Your web browser is outdated and may be insecure

The RCN recommends using an updated browser such as Microsoft Edge or Google Chrome

Royal College of Nursing warns of growing nursing mental health crisis as data shows doubling in those seeking help for suicidal thoughts

Press Release 24/11/2023
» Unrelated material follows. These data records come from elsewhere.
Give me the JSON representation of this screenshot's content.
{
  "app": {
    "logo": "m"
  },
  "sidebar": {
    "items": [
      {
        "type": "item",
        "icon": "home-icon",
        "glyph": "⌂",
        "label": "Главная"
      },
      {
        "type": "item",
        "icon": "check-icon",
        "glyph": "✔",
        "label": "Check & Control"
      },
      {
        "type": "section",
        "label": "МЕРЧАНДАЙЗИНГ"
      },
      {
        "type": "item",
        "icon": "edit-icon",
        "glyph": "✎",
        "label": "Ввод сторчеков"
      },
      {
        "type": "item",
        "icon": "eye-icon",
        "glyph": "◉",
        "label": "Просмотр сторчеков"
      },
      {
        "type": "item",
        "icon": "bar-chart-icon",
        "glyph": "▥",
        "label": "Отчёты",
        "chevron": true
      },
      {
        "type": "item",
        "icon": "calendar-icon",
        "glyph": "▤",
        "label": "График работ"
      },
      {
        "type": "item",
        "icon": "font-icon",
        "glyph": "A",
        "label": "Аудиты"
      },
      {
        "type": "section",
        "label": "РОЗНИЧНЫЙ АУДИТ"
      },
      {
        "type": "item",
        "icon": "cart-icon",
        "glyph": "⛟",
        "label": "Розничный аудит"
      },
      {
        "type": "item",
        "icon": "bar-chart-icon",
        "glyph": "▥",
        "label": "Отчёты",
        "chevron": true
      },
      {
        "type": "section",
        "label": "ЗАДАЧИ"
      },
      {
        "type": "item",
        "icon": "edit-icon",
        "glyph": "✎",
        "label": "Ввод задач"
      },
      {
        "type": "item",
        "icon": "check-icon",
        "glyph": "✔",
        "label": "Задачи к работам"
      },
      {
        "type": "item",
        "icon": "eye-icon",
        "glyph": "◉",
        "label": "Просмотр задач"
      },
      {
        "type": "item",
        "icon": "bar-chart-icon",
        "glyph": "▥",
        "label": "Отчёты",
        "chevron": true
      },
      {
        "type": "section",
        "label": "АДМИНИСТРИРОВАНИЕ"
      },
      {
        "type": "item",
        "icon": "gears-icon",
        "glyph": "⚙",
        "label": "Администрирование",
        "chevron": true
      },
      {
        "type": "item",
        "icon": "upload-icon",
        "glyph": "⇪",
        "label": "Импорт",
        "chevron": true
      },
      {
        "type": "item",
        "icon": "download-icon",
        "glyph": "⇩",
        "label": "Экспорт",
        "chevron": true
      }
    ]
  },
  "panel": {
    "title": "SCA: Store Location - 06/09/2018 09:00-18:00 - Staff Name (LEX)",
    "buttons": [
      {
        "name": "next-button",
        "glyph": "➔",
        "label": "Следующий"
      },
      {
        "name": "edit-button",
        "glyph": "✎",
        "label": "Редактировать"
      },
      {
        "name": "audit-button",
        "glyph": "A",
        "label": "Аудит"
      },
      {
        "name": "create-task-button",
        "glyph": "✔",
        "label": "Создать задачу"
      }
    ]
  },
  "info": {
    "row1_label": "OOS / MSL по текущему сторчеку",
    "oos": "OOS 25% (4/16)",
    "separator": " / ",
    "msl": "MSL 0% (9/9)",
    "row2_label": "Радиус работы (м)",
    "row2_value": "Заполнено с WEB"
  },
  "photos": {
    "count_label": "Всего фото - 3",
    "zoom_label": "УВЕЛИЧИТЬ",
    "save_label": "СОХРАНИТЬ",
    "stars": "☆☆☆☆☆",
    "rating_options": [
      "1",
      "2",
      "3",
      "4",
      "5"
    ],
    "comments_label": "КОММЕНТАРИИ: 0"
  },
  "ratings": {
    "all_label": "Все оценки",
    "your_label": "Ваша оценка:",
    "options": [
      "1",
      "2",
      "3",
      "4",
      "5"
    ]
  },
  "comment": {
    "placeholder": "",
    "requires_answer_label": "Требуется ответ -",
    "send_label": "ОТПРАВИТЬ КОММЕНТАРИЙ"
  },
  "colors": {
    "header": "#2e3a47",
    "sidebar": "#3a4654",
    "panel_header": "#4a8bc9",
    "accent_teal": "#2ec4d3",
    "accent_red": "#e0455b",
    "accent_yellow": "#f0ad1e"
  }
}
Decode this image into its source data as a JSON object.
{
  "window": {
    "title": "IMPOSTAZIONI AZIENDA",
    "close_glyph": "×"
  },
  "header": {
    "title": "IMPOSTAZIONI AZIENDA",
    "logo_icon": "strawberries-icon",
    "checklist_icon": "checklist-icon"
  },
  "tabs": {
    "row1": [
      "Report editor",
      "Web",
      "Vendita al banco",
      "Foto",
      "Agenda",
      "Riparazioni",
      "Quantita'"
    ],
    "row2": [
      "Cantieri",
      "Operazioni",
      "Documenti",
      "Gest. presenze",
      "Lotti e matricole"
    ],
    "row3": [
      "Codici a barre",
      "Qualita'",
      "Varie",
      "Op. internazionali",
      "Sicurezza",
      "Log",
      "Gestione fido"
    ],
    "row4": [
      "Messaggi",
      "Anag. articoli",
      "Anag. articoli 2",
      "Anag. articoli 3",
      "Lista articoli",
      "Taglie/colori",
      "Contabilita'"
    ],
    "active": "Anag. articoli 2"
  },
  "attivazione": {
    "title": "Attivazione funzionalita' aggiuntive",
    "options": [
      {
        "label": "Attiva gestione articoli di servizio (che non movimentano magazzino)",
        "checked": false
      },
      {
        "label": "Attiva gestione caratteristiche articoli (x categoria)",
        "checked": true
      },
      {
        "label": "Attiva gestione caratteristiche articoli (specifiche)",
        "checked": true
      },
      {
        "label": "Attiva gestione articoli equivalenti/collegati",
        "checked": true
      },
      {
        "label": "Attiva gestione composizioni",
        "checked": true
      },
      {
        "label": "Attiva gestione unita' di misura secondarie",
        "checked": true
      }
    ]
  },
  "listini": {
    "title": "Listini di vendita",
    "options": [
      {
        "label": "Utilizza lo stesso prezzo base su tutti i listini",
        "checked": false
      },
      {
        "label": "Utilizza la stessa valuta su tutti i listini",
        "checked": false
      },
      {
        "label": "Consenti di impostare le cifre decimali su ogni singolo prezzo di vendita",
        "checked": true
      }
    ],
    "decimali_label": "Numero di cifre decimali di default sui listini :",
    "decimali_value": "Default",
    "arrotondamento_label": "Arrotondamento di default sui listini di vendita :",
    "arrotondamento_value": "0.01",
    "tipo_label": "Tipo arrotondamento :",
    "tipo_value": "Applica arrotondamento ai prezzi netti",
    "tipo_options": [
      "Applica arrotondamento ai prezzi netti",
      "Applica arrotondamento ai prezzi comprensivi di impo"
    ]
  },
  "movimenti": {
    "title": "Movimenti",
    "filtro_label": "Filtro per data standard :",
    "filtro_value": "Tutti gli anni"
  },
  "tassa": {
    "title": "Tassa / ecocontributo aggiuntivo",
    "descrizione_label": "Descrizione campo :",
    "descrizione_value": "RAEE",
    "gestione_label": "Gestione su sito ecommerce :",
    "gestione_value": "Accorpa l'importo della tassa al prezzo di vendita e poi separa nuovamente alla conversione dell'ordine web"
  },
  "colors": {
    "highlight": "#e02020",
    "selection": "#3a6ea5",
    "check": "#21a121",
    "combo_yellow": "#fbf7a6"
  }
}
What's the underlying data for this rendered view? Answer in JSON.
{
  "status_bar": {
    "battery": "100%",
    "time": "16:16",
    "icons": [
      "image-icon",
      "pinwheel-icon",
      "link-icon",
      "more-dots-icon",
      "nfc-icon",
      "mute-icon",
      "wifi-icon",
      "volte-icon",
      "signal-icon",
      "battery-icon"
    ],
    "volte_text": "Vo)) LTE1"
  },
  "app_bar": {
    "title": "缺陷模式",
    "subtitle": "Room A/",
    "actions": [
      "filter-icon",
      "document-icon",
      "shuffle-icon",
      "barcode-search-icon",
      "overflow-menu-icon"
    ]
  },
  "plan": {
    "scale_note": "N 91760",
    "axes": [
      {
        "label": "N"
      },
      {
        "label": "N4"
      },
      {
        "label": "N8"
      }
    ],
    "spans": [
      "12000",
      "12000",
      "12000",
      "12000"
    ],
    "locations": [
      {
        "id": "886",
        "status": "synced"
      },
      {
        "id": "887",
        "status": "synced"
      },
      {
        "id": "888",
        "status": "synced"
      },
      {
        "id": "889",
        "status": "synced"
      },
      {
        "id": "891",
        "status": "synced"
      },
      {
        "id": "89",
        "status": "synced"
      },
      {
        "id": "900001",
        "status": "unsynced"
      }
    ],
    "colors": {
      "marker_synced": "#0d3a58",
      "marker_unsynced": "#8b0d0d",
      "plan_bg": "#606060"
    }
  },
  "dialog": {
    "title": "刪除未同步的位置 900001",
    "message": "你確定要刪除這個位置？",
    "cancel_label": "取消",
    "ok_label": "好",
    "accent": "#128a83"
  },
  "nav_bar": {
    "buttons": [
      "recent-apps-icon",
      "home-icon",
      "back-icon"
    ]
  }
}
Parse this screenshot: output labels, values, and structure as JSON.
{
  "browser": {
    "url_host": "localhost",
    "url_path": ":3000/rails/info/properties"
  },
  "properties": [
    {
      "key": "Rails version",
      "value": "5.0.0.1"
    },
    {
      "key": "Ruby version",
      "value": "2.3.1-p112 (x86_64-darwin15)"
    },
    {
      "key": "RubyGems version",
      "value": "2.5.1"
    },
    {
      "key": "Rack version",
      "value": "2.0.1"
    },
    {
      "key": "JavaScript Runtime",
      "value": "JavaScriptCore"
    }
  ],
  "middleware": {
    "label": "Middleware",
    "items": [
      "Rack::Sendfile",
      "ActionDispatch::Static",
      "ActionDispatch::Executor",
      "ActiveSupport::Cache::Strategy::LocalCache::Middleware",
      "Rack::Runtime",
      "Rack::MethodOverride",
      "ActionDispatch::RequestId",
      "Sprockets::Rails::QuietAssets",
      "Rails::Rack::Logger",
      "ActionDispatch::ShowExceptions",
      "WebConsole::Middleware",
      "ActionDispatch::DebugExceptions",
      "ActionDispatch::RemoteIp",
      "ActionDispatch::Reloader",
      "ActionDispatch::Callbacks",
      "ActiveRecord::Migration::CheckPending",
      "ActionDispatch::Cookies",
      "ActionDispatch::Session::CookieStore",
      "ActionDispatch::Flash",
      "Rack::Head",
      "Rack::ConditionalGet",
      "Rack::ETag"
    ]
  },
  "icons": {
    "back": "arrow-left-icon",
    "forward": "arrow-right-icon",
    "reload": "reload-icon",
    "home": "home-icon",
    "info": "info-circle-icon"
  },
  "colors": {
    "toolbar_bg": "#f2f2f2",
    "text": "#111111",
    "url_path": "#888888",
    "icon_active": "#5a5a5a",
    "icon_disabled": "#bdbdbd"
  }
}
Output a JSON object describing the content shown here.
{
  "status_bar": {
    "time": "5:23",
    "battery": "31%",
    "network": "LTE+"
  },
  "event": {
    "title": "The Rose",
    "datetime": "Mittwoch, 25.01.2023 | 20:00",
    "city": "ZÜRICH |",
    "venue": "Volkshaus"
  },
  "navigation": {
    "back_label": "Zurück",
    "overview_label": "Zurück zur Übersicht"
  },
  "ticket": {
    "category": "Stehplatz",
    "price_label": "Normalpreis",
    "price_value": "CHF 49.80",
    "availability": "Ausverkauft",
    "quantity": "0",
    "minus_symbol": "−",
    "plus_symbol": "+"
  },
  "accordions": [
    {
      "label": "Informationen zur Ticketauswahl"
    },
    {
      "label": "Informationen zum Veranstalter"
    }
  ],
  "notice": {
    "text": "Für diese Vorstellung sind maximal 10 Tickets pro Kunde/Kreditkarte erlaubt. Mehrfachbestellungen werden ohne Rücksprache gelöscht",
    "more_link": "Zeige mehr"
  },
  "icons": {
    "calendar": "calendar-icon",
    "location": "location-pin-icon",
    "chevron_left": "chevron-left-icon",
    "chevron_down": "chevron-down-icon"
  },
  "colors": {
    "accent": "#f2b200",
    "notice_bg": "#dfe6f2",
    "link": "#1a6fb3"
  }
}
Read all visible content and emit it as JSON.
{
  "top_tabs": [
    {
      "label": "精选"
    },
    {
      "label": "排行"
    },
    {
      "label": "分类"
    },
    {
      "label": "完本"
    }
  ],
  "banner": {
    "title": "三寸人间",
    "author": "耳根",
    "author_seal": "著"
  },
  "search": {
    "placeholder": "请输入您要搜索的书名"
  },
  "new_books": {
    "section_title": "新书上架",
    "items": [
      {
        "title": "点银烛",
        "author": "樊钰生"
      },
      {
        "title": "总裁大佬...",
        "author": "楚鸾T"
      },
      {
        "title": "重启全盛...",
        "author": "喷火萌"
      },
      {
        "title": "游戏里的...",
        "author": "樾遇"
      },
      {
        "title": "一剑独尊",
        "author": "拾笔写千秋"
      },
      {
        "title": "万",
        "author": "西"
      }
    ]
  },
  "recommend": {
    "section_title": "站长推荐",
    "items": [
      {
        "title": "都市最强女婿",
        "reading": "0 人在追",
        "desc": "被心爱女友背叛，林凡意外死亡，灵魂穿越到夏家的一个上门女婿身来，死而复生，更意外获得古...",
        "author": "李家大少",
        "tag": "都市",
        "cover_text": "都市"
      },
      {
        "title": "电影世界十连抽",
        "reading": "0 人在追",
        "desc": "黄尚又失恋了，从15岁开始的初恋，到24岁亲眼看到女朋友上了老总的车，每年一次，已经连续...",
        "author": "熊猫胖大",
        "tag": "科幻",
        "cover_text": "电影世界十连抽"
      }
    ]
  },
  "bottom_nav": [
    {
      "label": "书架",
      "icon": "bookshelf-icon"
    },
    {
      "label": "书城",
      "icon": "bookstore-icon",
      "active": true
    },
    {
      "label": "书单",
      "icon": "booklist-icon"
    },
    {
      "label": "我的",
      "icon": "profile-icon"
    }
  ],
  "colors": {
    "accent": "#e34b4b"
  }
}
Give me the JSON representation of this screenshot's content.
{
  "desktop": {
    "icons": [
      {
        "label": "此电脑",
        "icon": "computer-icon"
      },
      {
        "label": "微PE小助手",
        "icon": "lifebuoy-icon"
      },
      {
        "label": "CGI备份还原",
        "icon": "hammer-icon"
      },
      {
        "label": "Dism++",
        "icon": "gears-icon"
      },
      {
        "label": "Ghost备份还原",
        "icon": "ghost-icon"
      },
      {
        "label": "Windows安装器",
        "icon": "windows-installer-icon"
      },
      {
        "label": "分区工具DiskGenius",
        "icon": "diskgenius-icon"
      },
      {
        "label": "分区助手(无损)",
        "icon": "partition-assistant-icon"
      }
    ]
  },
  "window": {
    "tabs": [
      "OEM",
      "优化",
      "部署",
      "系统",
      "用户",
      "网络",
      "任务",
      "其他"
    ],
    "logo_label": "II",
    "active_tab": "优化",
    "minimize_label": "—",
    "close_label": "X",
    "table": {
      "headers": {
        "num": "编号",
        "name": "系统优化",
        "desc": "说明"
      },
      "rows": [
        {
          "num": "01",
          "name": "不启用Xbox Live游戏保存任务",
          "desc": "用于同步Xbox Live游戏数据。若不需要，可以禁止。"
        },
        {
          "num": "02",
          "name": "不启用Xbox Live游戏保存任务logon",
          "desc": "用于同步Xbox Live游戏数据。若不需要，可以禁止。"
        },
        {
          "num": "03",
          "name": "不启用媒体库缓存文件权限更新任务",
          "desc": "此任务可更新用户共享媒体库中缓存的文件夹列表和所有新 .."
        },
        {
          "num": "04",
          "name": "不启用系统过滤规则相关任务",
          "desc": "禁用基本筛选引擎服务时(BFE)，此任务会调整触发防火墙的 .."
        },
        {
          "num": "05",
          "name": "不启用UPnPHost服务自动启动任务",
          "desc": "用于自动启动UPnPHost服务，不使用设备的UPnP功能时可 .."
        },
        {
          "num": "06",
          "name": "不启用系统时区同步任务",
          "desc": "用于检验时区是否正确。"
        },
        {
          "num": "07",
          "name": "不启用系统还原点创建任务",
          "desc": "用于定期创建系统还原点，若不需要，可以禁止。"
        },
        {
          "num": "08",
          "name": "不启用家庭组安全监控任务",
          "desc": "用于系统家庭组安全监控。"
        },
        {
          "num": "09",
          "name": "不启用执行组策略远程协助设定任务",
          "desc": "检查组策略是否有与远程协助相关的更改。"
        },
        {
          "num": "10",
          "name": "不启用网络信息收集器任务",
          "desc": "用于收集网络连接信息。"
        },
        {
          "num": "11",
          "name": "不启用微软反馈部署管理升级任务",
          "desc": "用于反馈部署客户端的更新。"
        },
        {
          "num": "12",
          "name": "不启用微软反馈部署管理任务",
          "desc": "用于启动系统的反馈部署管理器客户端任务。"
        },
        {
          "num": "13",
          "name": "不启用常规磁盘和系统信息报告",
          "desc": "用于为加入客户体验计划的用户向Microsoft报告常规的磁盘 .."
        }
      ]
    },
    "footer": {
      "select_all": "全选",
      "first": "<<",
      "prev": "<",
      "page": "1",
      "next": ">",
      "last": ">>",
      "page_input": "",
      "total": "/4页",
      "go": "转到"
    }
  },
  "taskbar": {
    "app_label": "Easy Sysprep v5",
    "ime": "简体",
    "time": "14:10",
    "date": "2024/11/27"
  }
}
The Royal College of Nursing (RCN) is warning of a growing mental health crisis amongst nursing staff, as its membership support line data shows a substantial increase in the number of nursing staff seeking help for having suicidal thoughts.

 

There’s been a 98% increase in nursing staff telling the RCN's Advice Line during an initial call that they’re having suicidal thoughts in the first 10 months of 2023 compared to the same timeframe last year.

 

In the last month (October 2023) there was the equivalent of one person every working day reporting suffering from suicidal ideation during their initial call, compared to just one person a week in October 2021.  In response to these latest findings, the RCN has now commissioned research looking into the reasons why nursing staff are having suicidal thoughts and whether there’s a disproportionate impact on those from marginalised groups.

 

The RCN is concerned that persistent understaffing, intolerable pressures at work and financial insecurity at home may be contributing factors. Leading mental health experts have shown that nurses and other health care professionals are at higher risk of suicide due to stressful work environments exacerbated by excessive workloads, staffing shortages and poorly resourced workplaces.

 

Despite this increased risk, the RCN revealed in May 2023 that out of the 41 mental health hubs established across NHS England, a third of them have now closed. This includes seven specialist hubs which were launched during the COVID-19 pandemic. This has left an estimated one million health and care staff without support. Moreover, an additional seven hubs cited that they had less than a years’ funding available to remain open.

 

The RCN is reiterating its call on the government to urgently provide funding for dedicated mental health support for nursing staff and, more broadly, to tackle chronic nursing workforce shortages, which add unprecedented pressure on staff. There are currently more than 40,000 nursing vacancies in the NHS in England alone, with a record number of patients on an NHS waiting list.

 

RCN Interim Head of Nursing Practice Stephen Jones said: 

 

“The rise in nursing staff having suicidal thoughts should be a frightening wake-up call. Nursing staff contribute so much to our society, but working in an inherently stressful job can come at an enormous personal cost. Yet we see support services cut when we should be seeing greater investment in looking after those who care for us.

 

“The increasing burden on nursing staff, as they try to help clear the excessive backlog in care, has created intolerable working conditions on every shift. Coupled with nursing pay not keeping up with the cost-of-living, we’re alarmed by this growing mental health crisis among nursing staff.

 

“The UK government must understand that cuts to mental health support for nursing staff can’t continue – when you invest in the health of nursing staff you also invest in the health of patients.”

 

Ends 

 

Notes to Editors 

 

According to the RCN’s own counselling services data, with two months left of 2023 to report, the number of members self-declaring that they are having suicidal thoughts has increased from 113 cases in the whole of 2022 to 176 cases in just the first 10 months of 2023, a 56% increase. In comparison to the first 10 months in 2022, where 89 cases were reported, there has been a 98% increase. 

 

The RCN has previously called upon the government to implement an integrated suicide prevention strategy for the nursing workforce across the UK. Since then, the RCN has supported the work of NHS England to produce a national suicide prevention toolkit for England which was launched in September. The core aims of the toolkit are: 

  • to provide an organisation level toolkit to raise awareness of poor mental health and suicidality among health care staff across all health care settings
  • provide information enabling all staff to be able to signpost health care colleagues to mental health and wellbeing
  • provide examples of good organisational practice in preventing suicide in staff working in health care
  • provide recommendations to support organisations’ suicide prevention strategies.

Press Office Contacts

Millie Clarke, Head of Media
020 7647 3727

Nick Spears, Senior Media Officer
020 7647 3696

Claire Nelson, Senior Media Officer
029 2054 6401

Michael Finlayson, Media Officer
020 7647 3459

Out of hours duty press officer
020 7647 3633